- _What is expected_: For this exercise, please find the lines in the entries that include the word "JSON" and copy them.

(Interface dataset entries)
== Segment start ==

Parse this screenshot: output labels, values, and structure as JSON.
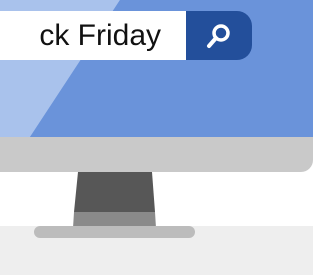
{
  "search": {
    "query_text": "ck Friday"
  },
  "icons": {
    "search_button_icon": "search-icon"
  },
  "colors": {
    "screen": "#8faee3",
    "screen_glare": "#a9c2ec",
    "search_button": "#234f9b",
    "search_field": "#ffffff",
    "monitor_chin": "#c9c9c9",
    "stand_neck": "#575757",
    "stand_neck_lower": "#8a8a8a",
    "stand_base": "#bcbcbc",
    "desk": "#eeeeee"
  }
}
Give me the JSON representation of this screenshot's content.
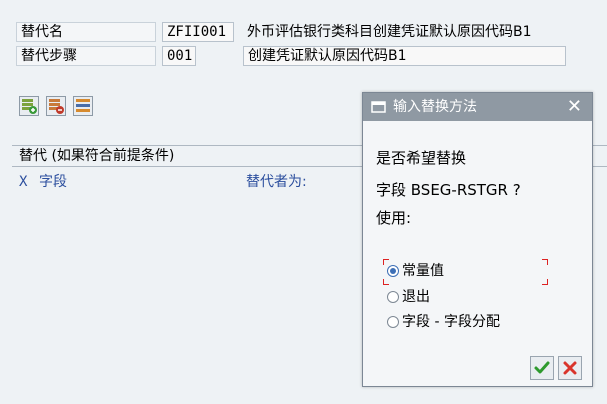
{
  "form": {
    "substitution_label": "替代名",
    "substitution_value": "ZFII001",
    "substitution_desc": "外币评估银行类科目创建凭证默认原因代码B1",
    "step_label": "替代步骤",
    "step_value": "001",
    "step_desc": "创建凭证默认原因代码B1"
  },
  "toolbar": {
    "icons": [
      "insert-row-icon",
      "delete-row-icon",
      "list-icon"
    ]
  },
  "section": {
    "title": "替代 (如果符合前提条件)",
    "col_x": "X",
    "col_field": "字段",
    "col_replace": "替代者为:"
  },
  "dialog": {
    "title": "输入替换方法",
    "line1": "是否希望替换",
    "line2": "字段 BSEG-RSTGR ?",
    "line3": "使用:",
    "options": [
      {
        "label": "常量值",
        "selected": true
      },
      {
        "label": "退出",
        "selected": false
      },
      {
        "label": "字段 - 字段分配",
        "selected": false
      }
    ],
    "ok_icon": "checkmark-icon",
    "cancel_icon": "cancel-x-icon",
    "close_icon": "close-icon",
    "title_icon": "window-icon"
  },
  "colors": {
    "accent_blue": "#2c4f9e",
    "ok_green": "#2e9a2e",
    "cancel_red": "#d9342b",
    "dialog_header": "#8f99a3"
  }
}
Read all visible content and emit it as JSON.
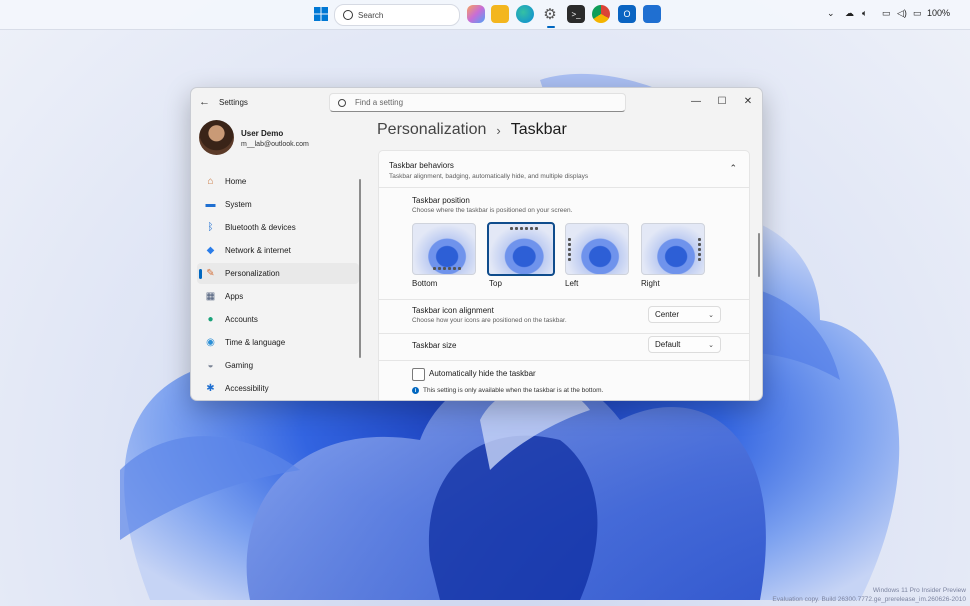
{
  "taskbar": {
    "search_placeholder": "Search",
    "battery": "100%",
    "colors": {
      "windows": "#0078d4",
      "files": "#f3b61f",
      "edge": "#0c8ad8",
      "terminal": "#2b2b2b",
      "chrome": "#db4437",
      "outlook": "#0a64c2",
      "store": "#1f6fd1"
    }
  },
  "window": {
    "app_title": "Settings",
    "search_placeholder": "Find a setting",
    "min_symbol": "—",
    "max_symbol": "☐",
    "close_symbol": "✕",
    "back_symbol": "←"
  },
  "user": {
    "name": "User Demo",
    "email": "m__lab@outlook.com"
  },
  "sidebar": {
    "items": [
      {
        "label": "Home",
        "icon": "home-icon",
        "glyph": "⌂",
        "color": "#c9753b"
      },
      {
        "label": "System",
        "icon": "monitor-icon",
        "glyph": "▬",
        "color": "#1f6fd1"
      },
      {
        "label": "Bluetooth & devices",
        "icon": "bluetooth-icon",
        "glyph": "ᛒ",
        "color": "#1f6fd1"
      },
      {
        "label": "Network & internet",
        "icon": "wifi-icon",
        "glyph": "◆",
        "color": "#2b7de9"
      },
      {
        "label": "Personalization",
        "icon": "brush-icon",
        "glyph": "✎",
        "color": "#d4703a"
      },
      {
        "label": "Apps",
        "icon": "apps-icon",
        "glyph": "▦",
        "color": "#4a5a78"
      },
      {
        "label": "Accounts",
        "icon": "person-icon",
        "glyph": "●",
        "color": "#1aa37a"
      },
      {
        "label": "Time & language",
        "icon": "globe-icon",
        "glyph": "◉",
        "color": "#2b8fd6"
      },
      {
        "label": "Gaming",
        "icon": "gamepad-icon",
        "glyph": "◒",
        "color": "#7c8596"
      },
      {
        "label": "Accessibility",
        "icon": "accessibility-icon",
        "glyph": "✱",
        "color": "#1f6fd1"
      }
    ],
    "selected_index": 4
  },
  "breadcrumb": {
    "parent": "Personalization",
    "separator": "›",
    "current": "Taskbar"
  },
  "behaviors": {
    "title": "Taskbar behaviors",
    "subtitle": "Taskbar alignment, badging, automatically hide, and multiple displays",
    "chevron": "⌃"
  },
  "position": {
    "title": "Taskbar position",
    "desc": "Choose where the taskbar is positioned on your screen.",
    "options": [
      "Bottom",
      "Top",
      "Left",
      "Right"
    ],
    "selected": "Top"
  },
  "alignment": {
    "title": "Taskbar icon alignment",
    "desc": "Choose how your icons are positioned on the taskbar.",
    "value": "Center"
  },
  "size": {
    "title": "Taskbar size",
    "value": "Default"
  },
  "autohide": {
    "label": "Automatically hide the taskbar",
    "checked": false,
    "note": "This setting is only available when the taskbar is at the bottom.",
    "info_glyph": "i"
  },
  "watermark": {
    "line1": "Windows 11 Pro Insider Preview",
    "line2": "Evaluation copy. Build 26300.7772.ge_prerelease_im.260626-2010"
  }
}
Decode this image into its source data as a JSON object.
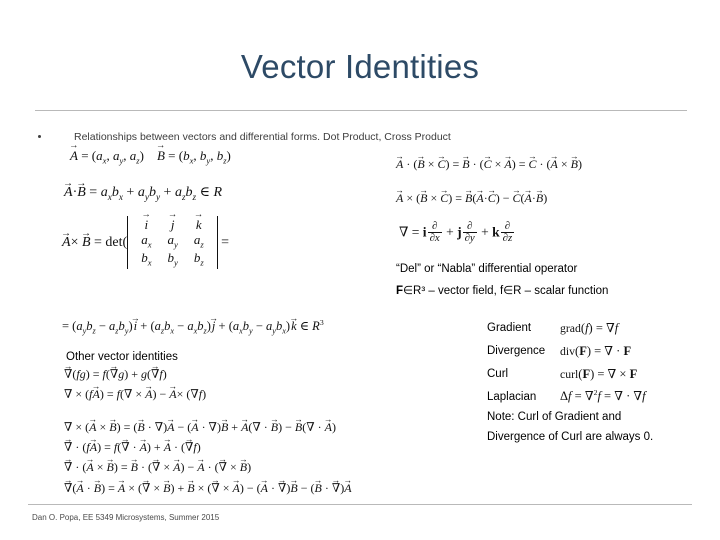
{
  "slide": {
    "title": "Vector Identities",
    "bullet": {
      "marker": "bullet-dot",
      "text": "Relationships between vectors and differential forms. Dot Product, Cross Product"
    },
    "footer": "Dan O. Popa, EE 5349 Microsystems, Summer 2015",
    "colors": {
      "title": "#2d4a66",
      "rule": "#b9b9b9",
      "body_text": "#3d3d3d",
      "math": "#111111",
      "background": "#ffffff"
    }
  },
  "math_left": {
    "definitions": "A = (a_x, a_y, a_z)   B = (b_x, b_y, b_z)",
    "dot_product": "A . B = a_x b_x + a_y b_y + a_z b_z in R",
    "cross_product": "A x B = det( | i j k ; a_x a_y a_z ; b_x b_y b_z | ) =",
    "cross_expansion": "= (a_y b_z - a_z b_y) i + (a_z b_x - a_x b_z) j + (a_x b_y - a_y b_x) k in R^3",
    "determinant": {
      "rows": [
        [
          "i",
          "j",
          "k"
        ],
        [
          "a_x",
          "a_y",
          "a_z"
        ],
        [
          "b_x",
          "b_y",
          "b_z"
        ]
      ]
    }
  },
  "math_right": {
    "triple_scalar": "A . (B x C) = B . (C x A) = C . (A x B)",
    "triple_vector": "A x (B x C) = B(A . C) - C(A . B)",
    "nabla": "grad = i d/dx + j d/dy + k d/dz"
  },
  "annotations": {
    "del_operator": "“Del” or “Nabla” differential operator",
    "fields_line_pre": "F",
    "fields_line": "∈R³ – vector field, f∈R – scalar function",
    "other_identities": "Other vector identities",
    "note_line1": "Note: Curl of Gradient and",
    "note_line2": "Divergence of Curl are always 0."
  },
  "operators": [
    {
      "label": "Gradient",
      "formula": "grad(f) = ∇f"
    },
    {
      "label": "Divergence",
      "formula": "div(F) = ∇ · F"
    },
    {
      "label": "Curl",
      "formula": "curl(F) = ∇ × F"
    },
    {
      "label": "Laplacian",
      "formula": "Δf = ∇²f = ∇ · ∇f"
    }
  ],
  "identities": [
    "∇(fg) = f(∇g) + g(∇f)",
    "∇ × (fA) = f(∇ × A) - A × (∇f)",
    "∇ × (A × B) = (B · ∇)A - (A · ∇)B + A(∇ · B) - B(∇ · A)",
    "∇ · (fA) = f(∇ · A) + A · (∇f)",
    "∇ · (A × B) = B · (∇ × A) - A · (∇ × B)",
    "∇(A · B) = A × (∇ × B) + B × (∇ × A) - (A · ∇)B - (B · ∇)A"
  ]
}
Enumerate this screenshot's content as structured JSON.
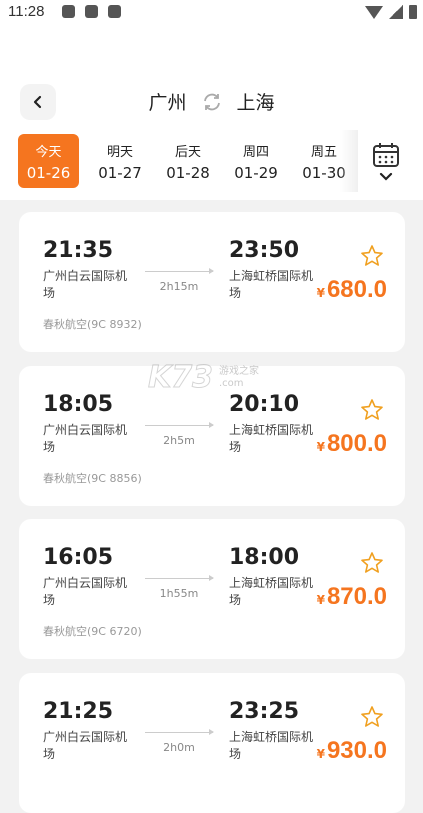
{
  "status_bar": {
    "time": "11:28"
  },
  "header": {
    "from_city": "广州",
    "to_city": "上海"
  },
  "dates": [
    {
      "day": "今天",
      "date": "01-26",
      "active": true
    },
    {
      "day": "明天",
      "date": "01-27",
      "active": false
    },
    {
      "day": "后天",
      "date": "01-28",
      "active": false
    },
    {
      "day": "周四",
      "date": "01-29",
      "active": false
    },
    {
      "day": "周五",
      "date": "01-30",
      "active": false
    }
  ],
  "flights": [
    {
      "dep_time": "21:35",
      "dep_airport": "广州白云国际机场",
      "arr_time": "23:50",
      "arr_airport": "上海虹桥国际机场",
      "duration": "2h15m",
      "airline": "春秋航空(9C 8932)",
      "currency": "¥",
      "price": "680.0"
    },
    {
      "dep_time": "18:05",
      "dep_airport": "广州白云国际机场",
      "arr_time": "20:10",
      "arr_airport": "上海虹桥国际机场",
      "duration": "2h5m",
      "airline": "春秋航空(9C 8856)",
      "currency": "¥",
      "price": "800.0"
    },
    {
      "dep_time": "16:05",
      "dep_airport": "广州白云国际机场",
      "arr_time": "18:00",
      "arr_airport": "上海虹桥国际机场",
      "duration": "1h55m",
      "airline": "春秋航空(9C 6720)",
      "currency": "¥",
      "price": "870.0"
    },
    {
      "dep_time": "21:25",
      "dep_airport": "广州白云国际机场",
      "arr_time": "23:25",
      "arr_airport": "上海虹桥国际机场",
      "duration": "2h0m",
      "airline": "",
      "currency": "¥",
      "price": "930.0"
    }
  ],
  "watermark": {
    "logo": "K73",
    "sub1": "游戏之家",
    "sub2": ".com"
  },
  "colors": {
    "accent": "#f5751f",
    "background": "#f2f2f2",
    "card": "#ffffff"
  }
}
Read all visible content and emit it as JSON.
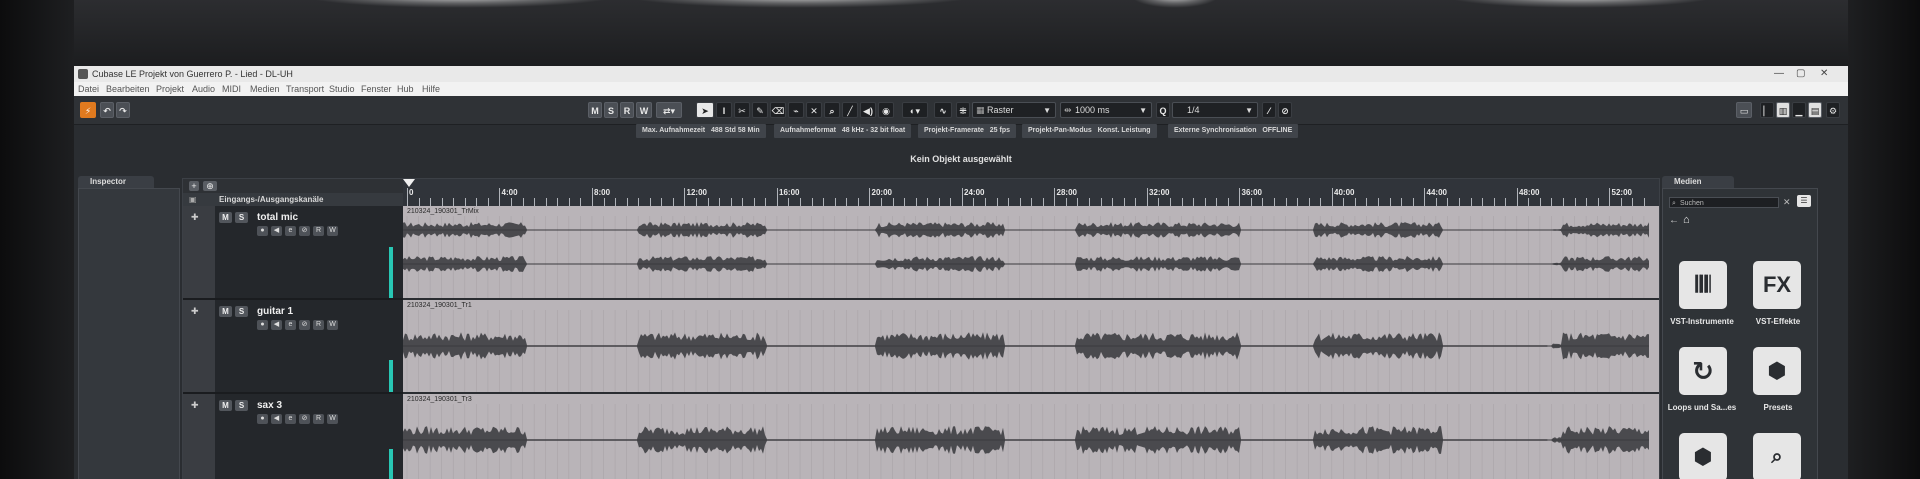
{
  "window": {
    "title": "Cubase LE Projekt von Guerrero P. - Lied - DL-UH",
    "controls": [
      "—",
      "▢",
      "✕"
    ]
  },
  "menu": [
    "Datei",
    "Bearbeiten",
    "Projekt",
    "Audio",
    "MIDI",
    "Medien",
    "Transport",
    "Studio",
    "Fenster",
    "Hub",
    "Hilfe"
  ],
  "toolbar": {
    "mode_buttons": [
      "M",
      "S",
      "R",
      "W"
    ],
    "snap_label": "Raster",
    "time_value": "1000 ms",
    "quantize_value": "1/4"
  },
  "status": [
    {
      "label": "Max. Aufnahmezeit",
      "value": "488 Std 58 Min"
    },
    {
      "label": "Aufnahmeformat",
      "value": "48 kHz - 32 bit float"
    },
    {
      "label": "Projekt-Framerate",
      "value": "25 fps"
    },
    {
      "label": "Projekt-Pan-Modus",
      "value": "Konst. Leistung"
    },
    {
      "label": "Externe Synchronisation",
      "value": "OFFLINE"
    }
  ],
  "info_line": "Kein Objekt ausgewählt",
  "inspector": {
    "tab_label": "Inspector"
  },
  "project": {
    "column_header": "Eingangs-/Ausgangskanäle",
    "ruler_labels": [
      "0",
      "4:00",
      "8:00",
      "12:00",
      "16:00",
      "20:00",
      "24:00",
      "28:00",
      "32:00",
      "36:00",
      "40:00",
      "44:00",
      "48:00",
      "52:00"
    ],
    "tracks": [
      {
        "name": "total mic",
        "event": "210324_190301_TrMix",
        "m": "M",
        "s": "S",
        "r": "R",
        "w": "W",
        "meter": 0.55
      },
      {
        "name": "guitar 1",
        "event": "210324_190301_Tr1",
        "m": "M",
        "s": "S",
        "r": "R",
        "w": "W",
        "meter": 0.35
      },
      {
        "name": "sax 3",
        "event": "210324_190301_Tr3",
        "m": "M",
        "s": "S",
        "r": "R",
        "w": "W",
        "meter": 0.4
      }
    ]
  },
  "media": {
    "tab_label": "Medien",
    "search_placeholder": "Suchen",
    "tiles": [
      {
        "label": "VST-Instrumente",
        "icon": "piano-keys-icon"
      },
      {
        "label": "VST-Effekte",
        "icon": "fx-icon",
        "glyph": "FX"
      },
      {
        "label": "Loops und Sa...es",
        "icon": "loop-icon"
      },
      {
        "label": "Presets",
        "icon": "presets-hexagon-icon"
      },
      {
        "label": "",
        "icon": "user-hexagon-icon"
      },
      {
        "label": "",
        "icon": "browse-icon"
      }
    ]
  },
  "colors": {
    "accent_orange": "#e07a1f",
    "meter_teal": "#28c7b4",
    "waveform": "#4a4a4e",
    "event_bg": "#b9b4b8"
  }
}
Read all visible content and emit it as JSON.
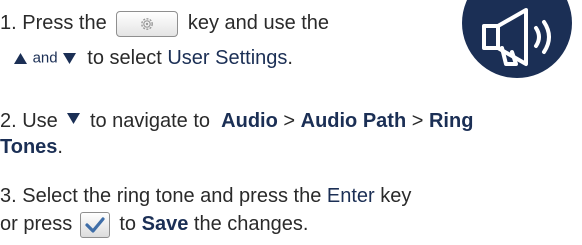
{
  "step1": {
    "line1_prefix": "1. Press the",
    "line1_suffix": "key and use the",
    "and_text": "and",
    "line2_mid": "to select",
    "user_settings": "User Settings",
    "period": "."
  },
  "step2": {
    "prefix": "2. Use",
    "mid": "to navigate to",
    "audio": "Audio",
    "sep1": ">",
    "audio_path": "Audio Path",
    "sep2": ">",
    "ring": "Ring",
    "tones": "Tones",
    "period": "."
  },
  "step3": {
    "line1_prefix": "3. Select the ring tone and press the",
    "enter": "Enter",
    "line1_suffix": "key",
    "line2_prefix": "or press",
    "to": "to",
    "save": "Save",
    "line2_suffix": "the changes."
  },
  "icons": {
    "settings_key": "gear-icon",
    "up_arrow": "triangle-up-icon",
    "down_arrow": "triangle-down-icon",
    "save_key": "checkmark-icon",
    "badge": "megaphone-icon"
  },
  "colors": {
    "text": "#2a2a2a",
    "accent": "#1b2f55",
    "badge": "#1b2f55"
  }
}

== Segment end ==

- _Task result_:
Parse this screenshot: output labels, values, and structure as JSON.
Give me the JSON representation of this screenshot's content.
Read all visible content and emit it as JSON.
Decode this image into its source data as a JSON object.
Enumerate this screenshot's content as structured JSON.
Read all visible content and emit it as JSON.
Read all visible content and emit it as JSON.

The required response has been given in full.